--- Data section ---
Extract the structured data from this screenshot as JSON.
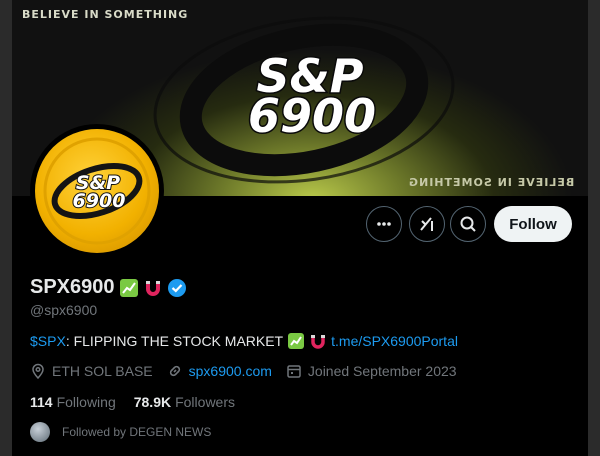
{
  "banner": {
    "tag_top": "BELIEVE IN SOMETHING",
    "tag_bottom": "BELIEVE IN SOMETHING",
    "logo_line1": "S&P",
    "logo_line2": "6900"
  },
  "avatar": {
    "logo_line1": "S&P",
    "logo_line2": "6900"
  },
  "actions": {
    "more_icon": "more-horizontal-icon",
    "grok_icon": "grok-icon",
    "search_icon": "search-icon",
    "follow_label": "Follow"
  },
  "profile": {
    "display_name": "SPX6900",
    "handle": "@spx6900",
    "bio_ticker": "$SPX",
    "bio_text": ": FLIPPING THE STOCK MARKET",
    "bio_link": "t.me/SPX6900Portal",
    "location": "ETH SOL BASE",
    "website": "spx6900.com",
    "joined": "Joined September 2023",
    "following_count": "114",
    "following_label": "Following",
    "followers_count": "78.9K",
    "followers_label": "Followers",
    "followed_by": "Followed by DEGEN NEWS"
  },
  "colors": {
    "accent": "#1d9bf0",
    "verified": "#1d9bf0",
    "banner_glow": "#b9c94a",
    "avatar_gold": "#f2b100"
  }
}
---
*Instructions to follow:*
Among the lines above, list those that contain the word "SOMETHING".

*Worked solution:*
    "tag_top": "BELIEVE IN SOMETHING",
    "tag_bottom": "BELIEVE IN SOMETHING",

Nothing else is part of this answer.